(Beginning of RECORDS FOR PROCESSING)
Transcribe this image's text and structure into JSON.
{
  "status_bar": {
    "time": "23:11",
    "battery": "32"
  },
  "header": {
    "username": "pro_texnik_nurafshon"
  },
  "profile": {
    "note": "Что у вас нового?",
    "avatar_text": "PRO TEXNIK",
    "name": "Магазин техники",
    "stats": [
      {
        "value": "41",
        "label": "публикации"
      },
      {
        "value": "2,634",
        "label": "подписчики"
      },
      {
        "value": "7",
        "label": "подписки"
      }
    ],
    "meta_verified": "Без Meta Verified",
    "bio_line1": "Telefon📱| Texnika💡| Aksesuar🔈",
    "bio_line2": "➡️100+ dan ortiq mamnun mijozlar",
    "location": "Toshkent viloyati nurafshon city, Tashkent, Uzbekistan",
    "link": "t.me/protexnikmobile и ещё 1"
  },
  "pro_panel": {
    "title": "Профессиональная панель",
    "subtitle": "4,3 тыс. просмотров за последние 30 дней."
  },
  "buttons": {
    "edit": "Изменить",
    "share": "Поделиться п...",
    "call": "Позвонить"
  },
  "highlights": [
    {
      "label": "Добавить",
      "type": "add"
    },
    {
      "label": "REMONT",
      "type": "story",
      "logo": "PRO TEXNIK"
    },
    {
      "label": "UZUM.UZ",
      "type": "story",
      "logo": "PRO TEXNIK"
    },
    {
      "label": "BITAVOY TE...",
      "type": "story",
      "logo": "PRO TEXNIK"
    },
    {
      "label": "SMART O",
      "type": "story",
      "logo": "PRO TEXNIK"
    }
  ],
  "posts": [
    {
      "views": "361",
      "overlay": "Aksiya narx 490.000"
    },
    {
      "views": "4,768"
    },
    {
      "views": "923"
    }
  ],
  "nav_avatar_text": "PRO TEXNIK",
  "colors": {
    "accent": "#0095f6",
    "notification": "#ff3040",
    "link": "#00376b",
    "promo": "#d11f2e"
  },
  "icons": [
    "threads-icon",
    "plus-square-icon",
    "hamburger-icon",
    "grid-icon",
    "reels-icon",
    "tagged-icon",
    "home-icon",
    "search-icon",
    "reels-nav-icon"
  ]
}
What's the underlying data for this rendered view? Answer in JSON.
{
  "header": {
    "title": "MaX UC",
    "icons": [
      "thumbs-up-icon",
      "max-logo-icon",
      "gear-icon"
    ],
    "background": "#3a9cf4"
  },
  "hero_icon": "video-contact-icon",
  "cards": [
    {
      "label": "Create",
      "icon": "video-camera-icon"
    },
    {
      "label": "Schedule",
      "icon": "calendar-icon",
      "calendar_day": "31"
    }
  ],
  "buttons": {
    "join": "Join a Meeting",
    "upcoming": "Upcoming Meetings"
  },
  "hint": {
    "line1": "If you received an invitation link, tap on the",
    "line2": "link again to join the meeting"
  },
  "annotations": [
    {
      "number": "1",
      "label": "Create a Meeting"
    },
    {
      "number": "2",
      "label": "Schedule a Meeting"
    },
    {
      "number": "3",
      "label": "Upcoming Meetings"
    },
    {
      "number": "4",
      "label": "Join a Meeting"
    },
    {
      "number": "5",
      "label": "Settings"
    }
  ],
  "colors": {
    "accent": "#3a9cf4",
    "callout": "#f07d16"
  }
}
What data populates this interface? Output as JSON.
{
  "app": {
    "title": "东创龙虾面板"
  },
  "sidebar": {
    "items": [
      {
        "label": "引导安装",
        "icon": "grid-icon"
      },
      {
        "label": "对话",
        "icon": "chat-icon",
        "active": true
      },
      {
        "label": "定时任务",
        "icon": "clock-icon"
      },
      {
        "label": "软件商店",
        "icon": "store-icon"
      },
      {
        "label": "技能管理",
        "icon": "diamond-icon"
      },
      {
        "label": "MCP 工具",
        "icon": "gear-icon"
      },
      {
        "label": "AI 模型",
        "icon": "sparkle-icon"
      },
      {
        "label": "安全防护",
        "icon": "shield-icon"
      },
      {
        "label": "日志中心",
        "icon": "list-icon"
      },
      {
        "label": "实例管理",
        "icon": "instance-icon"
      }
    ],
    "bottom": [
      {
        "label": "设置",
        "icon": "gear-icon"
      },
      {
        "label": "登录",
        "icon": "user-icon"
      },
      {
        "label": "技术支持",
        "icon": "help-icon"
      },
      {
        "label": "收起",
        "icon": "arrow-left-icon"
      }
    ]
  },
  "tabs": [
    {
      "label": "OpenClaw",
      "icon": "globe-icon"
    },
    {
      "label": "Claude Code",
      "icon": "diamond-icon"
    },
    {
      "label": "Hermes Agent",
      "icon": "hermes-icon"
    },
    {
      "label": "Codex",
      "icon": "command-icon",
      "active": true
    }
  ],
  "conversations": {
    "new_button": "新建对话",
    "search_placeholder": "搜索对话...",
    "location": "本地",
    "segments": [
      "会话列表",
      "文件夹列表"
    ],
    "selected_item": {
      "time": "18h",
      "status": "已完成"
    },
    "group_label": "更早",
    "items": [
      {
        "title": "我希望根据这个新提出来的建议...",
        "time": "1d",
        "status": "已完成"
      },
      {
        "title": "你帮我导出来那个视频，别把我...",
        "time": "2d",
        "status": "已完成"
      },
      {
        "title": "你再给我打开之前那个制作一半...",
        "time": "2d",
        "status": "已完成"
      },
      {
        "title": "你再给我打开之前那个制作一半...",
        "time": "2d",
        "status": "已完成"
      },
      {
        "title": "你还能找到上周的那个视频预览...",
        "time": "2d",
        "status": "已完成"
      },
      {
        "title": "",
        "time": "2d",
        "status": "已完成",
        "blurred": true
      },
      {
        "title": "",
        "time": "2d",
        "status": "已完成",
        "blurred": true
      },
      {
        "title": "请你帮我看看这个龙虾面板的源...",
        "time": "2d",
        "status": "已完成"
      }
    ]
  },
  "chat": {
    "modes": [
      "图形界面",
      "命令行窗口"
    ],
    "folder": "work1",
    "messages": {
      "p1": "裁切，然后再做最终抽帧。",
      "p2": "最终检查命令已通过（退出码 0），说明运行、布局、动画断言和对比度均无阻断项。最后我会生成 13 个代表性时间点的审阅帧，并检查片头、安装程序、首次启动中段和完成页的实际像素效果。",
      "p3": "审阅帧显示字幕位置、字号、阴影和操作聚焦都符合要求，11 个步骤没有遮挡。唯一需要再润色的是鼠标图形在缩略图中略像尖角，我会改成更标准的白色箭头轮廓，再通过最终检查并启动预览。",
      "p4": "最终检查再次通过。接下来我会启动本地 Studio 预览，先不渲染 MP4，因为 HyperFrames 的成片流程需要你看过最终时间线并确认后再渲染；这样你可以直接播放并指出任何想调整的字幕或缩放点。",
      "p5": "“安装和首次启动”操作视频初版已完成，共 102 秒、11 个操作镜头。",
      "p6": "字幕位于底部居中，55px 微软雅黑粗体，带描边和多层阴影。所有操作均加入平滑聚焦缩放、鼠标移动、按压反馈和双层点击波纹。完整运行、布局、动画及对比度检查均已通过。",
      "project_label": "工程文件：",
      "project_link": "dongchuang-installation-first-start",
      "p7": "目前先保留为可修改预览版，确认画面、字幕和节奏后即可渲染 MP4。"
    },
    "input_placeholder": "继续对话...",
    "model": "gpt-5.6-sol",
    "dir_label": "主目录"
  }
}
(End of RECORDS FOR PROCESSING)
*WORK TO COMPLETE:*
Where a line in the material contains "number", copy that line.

*EXERCISE SOLUTION:*
      "number": "1",
      "number": "2",
      "number": "3",
      "number": "4",
      "number": "5",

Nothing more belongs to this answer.